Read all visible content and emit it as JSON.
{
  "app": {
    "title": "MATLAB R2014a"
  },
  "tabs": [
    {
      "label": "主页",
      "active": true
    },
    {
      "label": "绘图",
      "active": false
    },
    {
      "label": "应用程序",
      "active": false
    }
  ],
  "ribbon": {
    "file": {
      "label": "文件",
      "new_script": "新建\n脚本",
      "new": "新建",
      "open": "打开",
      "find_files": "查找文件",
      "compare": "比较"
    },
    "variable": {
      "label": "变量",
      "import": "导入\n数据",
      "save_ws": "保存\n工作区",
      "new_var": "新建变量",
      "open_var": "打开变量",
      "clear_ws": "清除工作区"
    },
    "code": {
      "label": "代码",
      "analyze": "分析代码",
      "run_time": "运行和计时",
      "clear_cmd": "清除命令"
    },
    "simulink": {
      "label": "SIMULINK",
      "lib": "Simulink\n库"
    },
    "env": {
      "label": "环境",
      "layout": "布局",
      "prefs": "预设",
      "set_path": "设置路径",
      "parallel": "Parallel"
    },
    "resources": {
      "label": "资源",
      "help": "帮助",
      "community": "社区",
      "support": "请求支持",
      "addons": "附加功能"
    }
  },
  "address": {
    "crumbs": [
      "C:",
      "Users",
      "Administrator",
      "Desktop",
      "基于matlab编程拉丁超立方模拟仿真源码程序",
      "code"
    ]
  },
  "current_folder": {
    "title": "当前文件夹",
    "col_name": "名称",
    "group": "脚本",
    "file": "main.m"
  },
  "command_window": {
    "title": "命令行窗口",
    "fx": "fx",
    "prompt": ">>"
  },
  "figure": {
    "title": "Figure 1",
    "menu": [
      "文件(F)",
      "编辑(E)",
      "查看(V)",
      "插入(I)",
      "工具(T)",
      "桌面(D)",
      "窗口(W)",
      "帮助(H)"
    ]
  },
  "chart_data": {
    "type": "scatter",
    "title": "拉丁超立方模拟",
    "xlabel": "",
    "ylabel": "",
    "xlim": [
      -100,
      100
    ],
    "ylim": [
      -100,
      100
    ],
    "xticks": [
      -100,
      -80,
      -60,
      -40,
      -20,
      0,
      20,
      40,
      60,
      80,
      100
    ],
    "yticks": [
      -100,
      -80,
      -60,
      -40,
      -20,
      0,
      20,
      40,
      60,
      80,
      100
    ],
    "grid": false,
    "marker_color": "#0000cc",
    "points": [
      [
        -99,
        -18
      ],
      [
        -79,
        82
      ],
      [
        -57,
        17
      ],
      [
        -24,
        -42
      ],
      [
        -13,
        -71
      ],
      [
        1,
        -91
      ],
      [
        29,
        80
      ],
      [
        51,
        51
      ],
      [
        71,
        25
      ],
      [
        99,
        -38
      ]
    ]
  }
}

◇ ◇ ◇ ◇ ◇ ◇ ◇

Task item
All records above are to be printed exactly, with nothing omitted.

Response to the task
Read all visible content and emit it as JSON.
{
  "app": {
    "title": "MATLAB R2014a"
  },
  "tabs": [
    {
      "label": "主页",
      "active": true
    },
    {
      "label": "绘图",
      "active": false
    },
    {
      "label": "应用程序",
      "active": false
    }
  ],
  "ribbon": {
    "file": {
      "label": "文件",
      "new_script": "新建\n脚本",
      "new": "新建",
      "open": "打开",
      "find_files": "查找文件",
      "compare": "比较"
    },
    "variable": {
      "label": "变量",
      "import": "导入\n数据",
      "save_ws": "保存\n工作区",
      "new_var": "新建变量",
      "open_var": "打开变量",
      "clear_ws": "清除工作区"
    },
    "code": {
      "label": "代码",
      "analyze": "分析代码",
      "run_time": "运行和计时",
      "clear_cmd": "清除命令"
    },
    "simulink": {
      "label": "SIMULINK",
      "lib": "Simulink\n库"
    },
    "env": {
      "label": "环境",
      "layout": "布局",
      "prefs": "预设",
      "set_path": "设置路径",
      "parallel": "Parallel"
    },
    "resources": {
      "label": "资源",
      "help": "帮助",
      "community": "社区",
      "support": "请求支持",
      "addons": "附加功能"
    }
  },
  "address": {
    "crumbs": [
      "C:",
      "Users",
      "Administrator",
      "Desktop",
      "基于matlab编程拉丁超立方模拟仿真源码程序",
      "code"
    ]
  },
  "current_folder": {
    "title": "当前文件夹",
    "col_name": "名称",
    "group": "脚本",
    "file": "main.m"
  },
  "command_window": {
    "title": "命令行窗口",
    "fx": "fx",
    "prompt": ">>"
  },
  "figure": {
    "title": "Figure 1",
    "menu": [
      "文件(F)",
      "编辑(E)",
      "查看(V)",
      "插入(I)",
      "工具(T)",
      "桌面(D)",
      "窗口(W)",
      "帮助(H)"
    ]
  },
  "chart_data": {
    "type": "scatter",
    "title": "拉丁超立方模拟",
    "xlabel": "",
    "ylabel": "",
    "xlim": [
      -100,
      100
    ],
    "ylim": [
      -100,
      100
    ],
    "xticks": [
      -100,
      -80,
      -60,
      -40,
      -20,
      0,
      20,
      40,
      60,
      80,
      100
    ],
    "yticks": [
      -100,
      -80,
      -60,
      -40,
      -20,
      0,
      20,
      40,
      60,
      80,
      100
    ],
    "grid": false,
    "marker_color": "#0000cc",
    "points": [
      [
        -99,
        -18
      ],
      [
        -79,
        82
      ],
      [
        -57,
        17
      ],
      [
        -24,
        -42
      ],
      [
        -13,
        -71
      ],
      [
        1,
        -91
      ],
      [
        29,
        80
      ],
      [
        51,
        51
      ],
      [
        71,
        25
      ],
      [
        99,
        -38
      ]
    ]
  }
}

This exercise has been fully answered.